Exploring the Evolution of Postmodern Painting: From Deconstruction to Reconstruction

Postmodern painting is a complex and diverse movement that has evolved significantly over the past few decades. What started as a reaction against the modernist ideals of progress, autonomy, and grand narratives, has transformed into a multifaceted exploration of the boundaries and possibilities of art. From deconstruction to reconstruction, postmodern painting has undergone several stages of evolution, each marked by new techniques, themes, and ideologies.

Deconstruction, as a method of analyzing and critiquing existing systems of thought, was a central tenet of early postmodern painting. Artists like Barbara Kruger, Sherrie Levine, and Jenny Holzer, among others, incorporated elements of appropriation, fragmentation, and pastiche into their work in order to challenge traditional notions of authorship, originality, and representation. By taking apart and recontextualizing existing images and texts, these artists sought to destabilize the meaning and power structures inherent in mainstream culture.

As postmodern painting progressed, the focus shifted towards reconstruction, or the act of reimagining and reinterpreting traditional artistic practices. Artists like Julie Mehretu, Mickalene Thomas, and Mark Bradford began to combine elements of abstraction, figuration, and collage in order to create new and innovative forms of expression. These artists drew inspiration from a wide range of sources, including art history, popular culture, and personal experience, in order to create visually stunning and emotionally resonant works that challenged and expanded the boundaries of the medium.

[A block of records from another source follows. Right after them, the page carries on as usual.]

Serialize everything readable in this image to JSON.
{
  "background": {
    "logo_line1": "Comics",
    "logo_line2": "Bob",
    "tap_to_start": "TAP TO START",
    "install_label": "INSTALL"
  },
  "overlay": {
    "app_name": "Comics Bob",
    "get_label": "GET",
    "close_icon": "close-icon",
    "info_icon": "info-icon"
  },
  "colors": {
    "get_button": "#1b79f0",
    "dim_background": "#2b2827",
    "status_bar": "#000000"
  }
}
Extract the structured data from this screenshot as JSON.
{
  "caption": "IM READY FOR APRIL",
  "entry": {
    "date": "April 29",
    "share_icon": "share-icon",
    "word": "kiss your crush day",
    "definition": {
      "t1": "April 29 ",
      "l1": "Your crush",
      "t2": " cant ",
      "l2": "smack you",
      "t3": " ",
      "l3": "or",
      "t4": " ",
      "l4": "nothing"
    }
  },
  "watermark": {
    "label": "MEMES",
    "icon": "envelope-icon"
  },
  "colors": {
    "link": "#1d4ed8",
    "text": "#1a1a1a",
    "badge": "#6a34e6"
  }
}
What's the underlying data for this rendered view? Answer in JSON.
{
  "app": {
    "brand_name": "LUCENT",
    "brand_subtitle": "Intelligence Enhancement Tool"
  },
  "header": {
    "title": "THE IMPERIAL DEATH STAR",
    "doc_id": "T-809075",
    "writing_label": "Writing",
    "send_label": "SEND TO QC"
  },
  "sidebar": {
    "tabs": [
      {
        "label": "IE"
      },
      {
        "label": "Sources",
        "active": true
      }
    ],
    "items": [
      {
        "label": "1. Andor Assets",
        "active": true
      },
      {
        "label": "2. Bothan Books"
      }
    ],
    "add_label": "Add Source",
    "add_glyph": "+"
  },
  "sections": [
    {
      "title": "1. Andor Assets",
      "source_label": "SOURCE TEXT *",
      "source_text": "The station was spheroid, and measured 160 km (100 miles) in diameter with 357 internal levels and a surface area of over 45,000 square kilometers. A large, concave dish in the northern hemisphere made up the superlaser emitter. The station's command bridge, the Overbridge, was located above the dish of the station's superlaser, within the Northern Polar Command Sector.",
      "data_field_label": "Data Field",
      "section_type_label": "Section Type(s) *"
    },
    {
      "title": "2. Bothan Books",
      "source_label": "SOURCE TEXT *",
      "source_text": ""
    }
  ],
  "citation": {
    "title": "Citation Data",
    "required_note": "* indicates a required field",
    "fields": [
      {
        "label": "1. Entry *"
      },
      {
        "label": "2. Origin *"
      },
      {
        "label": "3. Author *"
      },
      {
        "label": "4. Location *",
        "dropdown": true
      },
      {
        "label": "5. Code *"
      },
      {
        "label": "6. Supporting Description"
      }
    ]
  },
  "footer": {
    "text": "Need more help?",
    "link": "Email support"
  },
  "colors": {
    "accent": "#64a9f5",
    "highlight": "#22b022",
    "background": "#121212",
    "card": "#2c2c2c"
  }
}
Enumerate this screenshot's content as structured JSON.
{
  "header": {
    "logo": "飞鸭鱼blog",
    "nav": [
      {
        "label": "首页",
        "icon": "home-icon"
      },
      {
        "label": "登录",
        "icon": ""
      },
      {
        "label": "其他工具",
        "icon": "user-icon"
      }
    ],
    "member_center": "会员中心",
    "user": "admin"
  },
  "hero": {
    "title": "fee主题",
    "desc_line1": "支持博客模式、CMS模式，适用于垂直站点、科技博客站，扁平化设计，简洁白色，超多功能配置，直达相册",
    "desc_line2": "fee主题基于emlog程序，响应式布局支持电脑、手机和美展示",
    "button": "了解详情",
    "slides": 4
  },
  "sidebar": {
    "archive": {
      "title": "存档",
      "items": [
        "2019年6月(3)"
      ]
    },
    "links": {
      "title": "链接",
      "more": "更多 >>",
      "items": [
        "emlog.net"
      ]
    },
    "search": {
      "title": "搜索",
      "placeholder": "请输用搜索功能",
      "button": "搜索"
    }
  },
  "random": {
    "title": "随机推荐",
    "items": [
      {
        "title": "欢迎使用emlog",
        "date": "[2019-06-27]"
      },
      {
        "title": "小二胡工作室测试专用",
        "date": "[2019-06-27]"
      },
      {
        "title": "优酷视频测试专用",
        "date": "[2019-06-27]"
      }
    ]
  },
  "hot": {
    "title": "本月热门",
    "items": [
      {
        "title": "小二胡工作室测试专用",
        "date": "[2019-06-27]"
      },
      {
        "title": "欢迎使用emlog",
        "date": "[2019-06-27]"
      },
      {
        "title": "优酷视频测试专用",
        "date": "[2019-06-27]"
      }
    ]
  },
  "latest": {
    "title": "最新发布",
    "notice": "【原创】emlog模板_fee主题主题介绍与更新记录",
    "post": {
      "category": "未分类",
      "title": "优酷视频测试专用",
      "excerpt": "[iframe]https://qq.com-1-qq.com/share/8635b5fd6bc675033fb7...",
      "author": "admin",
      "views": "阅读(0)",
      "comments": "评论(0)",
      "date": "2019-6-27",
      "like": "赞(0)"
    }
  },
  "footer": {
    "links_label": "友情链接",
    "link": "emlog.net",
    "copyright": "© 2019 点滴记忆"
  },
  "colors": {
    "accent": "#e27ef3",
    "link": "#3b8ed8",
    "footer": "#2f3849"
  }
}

One key aspect of the evolution of postmodern painting has been the increased emphasis on diversity and inclusivity. As artists from marginalized communities have gained greater visibility and recognition within the art world, their perspectives and experiences have enriched and expanded the overall discourse surrounding postmodern painting. Artists like Kerry James Marshall, Kara Walker, and Toyin Ojih Odutola have used their work to explore issues of race, gender, and identity, pushing the boundaries of what is considered acceptable or “appropriate” in the realm of contemporary art.

In conclusion, the evolution of postmodern painting from deconstruction to reconstruction has been a fascinating journey marked by innovation, experimentation, and diversity. As artists continue to push the boundaries of the medium and challenge established norms and conventions, the possibilities for postmodern painting continue to expand and evolve. By embracing a range of techniques, themes, and ideologies, postmodern painting offers a rich and dynamic landscape for exploring the complexities of contemporary life and culture.